Roller Coaster Markets
John D. Penn
Haynes and Boone, LLP
Fort Worth, Texas
We’ve all ridden on roller coasters. They go up and down rather
swiftly. They lurch to the left and right with little warning. When
you’re on one, you know that it will be anything but dull.
The stock market has become one of the wildest roller coaster rides
in recent memory. The Dow Jones Industrial Average has passed through
13,000 and 14,000 at many times since March. In October and November,
the average shed 1,000 points in thirty days. It dropped into the
12,000s again just last week. In the mean time, it goes left and then
right for days at a time with little upward or downward movement.
Along the way, there are unforeseen bumps, dips, twists and turns that
keep life interesting in that rather wide range between 13,000 and
In some respects, the markets are responding to the news. There is
no doubt that uncertainties have been injected into the process from
many different directions. Major brokerage companies fired their CEOs
for failing to manage the exposure in the debt markets. There is
uncertainty about which direction and how far interest rates will move.
Currency exchange rates have our dollar lower than it has been in
recent memory. Stories about foreclosure rates have many wondering if
their friends (or perhaps more importantly, their neighbors) will be
able to keep dream homes that have turned into money pit
At least we have the holidays ahead to lift our spirits. That works
until we read about retailers predicting poor holiday sales in the face
of higher fuel prices and lower exchange rates. Merchants, already
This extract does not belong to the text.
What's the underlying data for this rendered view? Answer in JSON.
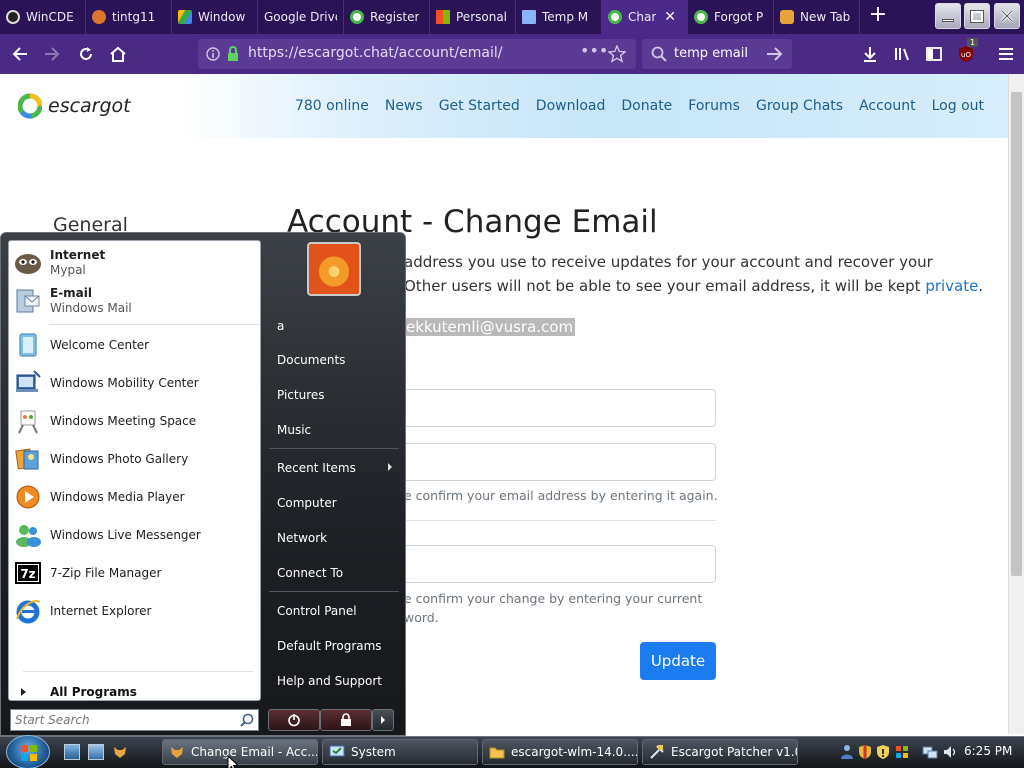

facing challenges, wonder if consumers will show up and if they do, will
people bring their checkbooks or hold off to await discounting season.
Some retailers are already filing for bankruptcy before the holiday
season is underway.
If these weren’t enough, the 2008 election season starts in earnest
all too soon. It is hard to believe that the first contest of 2008
occurs before the last college bowl game is played. For the first time
in recent memory, neither the president nor sitting vice president are
on the ballot. It has been so long since this last occurred, no one
is sure how it will come out.
The overall economy, having had a long string of consecutive
quarters posting of growth, faces the reality that the string cannot go
on indefinitely. The question is when will it turn and how far down
will it go?
Strangely, this situation starts to resemble 2000 in many respects.
That, too, was an election year. The markets have had a long string
of advances. Signs of slowdown and uncertainty are all around. We
recall that the slowdown starting to be felt in 2000 began a string of
banner years in the restructuring world. Large cases, small cases,
even short and tall cases were being filed around the country. There
was never a shortage of things to work on back then. Those were the
days when losses in our 401(k)s became gains in our checking
We can hope that the markets are on a roller coaster in yet one more
way. A roller coaster’s track is a loop. Once a ride ends, it begins
yet again. We have all seen how history – like a roller coaster –
repeats itself. If that’s true this time around, another big drop is
just around the corner and bankruptcy professionals’ days of being
tanned and rested will be ending soon.
John D. Penn is a partner at Haynes and Boone LLP in Ft. Worth,
Texas, and the immediate past-president of the American Bankruptcy
Institute. He is board-certified in business bankruptcy law by both the
Texas Board of Legal Specialization and the American Board of
Certification. Mr. Penn received his B.B.A. from Baylor University and
his J.D. from the Baylor University School of Law.